EXERCISE DIRECTIONS: The answer should be a faithful retyping of the records that follow, pictures excluded.

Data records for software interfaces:
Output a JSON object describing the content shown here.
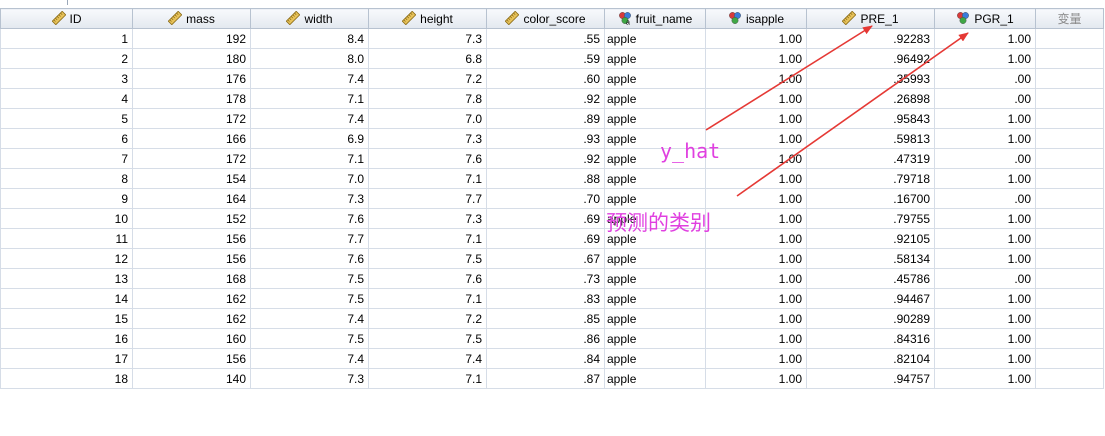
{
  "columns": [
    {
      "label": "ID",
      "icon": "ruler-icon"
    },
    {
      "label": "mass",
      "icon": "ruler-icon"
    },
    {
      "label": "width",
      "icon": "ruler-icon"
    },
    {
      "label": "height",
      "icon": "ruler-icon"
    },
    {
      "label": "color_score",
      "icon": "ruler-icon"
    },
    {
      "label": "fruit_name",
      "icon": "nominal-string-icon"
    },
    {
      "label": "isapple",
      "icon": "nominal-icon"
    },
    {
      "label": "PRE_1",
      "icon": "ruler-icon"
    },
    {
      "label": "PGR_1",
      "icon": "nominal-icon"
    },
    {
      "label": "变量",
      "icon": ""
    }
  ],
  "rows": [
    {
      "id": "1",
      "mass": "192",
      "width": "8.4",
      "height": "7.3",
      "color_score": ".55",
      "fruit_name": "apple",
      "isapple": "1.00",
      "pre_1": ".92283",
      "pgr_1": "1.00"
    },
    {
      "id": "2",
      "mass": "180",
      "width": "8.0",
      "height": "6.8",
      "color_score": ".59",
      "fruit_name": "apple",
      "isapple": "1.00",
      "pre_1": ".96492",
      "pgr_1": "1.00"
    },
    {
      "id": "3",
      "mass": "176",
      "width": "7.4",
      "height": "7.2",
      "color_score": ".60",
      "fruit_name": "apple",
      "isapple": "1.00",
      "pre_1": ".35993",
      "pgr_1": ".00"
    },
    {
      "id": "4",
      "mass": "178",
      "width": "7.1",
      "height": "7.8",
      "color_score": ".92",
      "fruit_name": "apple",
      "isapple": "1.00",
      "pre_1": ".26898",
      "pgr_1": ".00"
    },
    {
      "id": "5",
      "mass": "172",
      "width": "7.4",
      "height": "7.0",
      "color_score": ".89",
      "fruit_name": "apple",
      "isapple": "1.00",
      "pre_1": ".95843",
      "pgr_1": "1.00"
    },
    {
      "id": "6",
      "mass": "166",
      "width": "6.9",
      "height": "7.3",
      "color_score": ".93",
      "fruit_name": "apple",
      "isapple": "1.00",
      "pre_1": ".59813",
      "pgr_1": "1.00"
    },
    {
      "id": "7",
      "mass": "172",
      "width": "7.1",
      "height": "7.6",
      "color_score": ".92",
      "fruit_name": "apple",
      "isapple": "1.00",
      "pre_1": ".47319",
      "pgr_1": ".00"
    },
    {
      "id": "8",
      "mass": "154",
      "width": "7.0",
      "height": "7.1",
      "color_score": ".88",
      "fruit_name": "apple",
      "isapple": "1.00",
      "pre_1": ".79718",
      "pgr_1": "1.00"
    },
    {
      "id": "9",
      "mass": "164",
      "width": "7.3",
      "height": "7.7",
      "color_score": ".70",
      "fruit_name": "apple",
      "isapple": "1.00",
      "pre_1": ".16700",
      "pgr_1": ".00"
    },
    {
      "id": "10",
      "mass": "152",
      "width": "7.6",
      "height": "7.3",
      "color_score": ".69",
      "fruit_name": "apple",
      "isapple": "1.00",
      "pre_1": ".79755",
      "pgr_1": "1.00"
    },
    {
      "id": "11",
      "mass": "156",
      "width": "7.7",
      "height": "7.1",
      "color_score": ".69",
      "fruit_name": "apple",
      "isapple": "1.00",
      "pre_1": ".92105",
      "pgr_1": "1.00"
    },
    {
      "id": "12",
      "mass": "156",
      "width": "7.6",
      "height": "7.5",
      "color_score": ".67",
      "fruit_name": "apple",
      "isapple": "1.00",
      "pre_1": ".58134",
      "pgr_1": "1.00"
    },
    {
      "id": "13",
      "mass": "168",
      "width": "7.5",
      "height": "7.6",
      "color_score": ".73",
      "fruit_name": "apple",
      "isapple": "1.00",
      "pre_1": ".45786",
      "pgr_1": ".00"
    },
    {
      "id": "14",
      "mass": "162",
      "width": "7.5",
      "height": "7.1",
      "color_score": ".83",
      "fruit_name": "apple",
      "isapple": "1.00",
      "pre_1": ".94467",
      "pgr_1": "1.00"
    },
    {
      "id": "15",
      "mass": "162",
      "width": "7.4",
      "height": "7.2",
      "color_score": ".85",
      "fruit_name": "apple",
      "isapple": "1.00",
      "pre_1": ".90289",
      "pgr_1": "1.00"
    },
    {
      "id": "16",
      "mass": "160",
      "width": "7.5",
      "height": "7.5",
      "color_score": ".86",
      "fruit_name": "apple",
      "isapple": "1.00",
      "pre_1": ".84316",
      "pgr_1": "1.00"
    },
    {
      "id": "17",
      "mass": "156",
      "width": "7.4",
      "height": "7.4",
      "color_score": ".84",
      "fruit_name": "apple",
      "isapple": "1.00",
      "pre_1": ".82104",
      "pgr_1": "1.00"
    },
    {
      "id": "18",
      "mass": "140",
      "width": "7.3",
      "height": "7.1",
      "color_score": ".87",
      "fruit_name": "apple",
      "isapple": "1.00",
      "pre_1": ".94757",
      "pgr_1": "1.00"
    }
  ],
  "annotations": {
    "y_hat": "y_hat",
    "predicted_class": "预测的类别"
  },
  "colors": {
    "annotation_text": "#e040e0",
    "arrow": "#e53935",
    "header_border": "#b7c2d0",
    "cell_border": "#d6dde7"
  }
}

THE ANSWER:
Output a JSON object describing the content shown here.
{
  "columns": [
    {
      "label": "ID",
      "icon": "ruler-icon"
    },
    {
      "label": "mass",
      "icon": "ruler-icon"
    },
    {
      "label": "width",
      "icon": "ruler-icon"
    },
    {
      "label": "height",
      "icon": "ruler-icon"
    },
    {
      "label": "color_score",
      "icon": "ruler-icon"
    },
    {
      "label": "fruit_name",
      "icon": "nominal-string-icon"
    },
    {
      "label": "isapple",
      "icon": "nominal-icon"
    },
    {
      "label": "PRE_1",
      "icon": "ruler-icon"
    },
    {
      "label": "PGR_1",
      "icon": "nominal-icon"
    },
    {
      "label": "变量",
      "icon": ""
    }
  ],
  "rows": [
    {
      "id": "1",
      "mass": "192",
      "width": "8.4",
      "height": "7.3",
      "color_score": ".55",
      "fruit_name": "apple",
      "isapple": "1.00",
      "pre_1": ".92283",
      "pgr_1": "1.00"
    },
    {
      "id": "2",
      "mass": "180",
      "width": "8.0",
      "height": "6.8",
      "color_score": ".59",
      "fruit_name": "apple",
      "isapple": "1.00",
      "pre_1": ".96492",
      "pgr_1": "1.00"
    },
    {
      "id": "3",
      "mass": "176",
      "width": "7.4",
      "height": "7.2",
      "color_score": ".60",
      "fruit_name": "apple",
      "isapple": "1.00",
      "pre_1": ".35993",
      "pgr_1": ".00"
    },
    {
      "id": "4",
      "mass": "178",
      "width": "7.1",
      "height": "7.8",
      "color_score": ".92",
      "fruit_name": "apple",
      "isapple": "1.00",
      "pre_1": ".26898",
      "pgr_1": ".00"
    },
    {
      "id": "5",
      "mass": "172",
      "width": "7.4",
      "height": "7.0",
      "color_score": ".89",
      "fruit_name": "apple",
      "isapple": "1.00",
      "pre_1": ".95843",
      "pgr_1": "1.00"
    },
    {
      "id": "6",
      "mass": "166",
      "width": "6.9",
      "height": "7.3",
      "color_score": ".93",
      "fruit_name": "apple",
      "isapple": "1.00",
      "pre_1": ".59813",
      "pgr_1": "1.00"
    },
    {
      "id": "7",
      "mass": "172",
      "width": "7.1",
      "height": "7.6",
      "color_score": ".92",
      "fruit_name": "apple",
      "isapple": "1.00",
      "pre_1": ".47319",
      "pgr_1": ".00"
    },
    {
      "id": "8",
      "mass": "154",
      "width": "7.0",
      "height": "7.1",
      "color_score": ".88",
      "fruit_name": "apple",
      "isapple": "1.00",
      "pre_1": ".79718",
      "pgr_1": "1.00"
    },
    {
      "id": "9",
      "mass": "164",
      "width": "7.3",
      "height": "7.7",
      "color_score": ".70",
      "fruit_name": "apple",
      "isapple": "1.00",
      "pre_1": ".16700",
      "pgr_1": ".00"
    },
    {
      "id": "10",
      "mass": "152",
      "width": "7.6",
      "height": "7.3",
      "color_score": ".69",
      "fruit_name": "apple",
      "isapple": "1.00",
      "pre_1": ".79755",
      "pgr_1": "1.00"
    },
    {
      "id": "11",
      "mass": "156",
      "width": "7.7",
      "height": "7.1",
      "color_score": ".69",
      "fruit_name": "apple",
      "isapple": "1.00",
      "pre_1": ".92105",
      "pgr_1": "1.00"
    },
    {
      "id": "12",
      "mass": "156",
      "width": "7.6",
      "height": "7.5",
      "color_score": ".67",
      "fruit_name": "apple",
      "isapple": "1.00",
      "pre_1": ".58134",
      "pgr_1": "1.00"
    },
    {
      "id": "13",
      "mass": "168",
      "width": "7.5",
      "height": "7.6",
      "color_score": ".73",
      "fruit_name": "apple",
      "isapple": "1.00",
      "pre_1": ".45786",
      "pgr_1": ".00"
    },
    {
      "id": "14",
      "mass": "162",
      "width": "7.5",
      "height": "7.1",
      "color_score": ".83",
      "fruit_name": "apple",
      "isapple": "1.00",
      "pre_1": ".94467",
      "pgr_1": "1.00"
    },
    {
      "id": "15",
      "mass": "162",
      "width": "7.4",
      "height": "7.2",
      "color_score": ".85",
      "fruit_name": "apple",
      "isapple": "1.00",
      "pre_1": ".90289",
      "pgr_1": "1.00"
    },
    {
      "id": "16",
      "mass": "160",
      "width": "7.5",
      "height": "7.5",
      "color_score": ".86",
      "fruit_name": "apple",
      "isapple": "1.00",
      "pre_1": ".84316",
      "pgr_1": "1.00"
    },
    {
      "id": "17",
      "mass": "156",
      "width": "7.4",
      "height": "7.4",
      "color_score": ".84",
      "fruit_name": "apple",
      "isapple": "1.00",
      "pre_1": ".82104",
      "pgr_1": "1.00"
    },
    {
      "id": "18",
      "mass": "140",
      "width": "7.3",
      "height": "7.1",
      "color_score": ".87",
      "fruit_name": "apple",
      "isapple": "1.00",
      "pre_1": ".94757",
      "pgr_1": "1.00"
    }
  ],
  "annotations": {
    "y_hat": "y_hat",
    "predicted_class": "预测的类别"
  },
  "colors": {
    "annotation_text": "#e040e0",
    "arrow": "#e53935",
    "header_border": "#b7c2d0",
    "cell_border": "#d6dde7"
  }
}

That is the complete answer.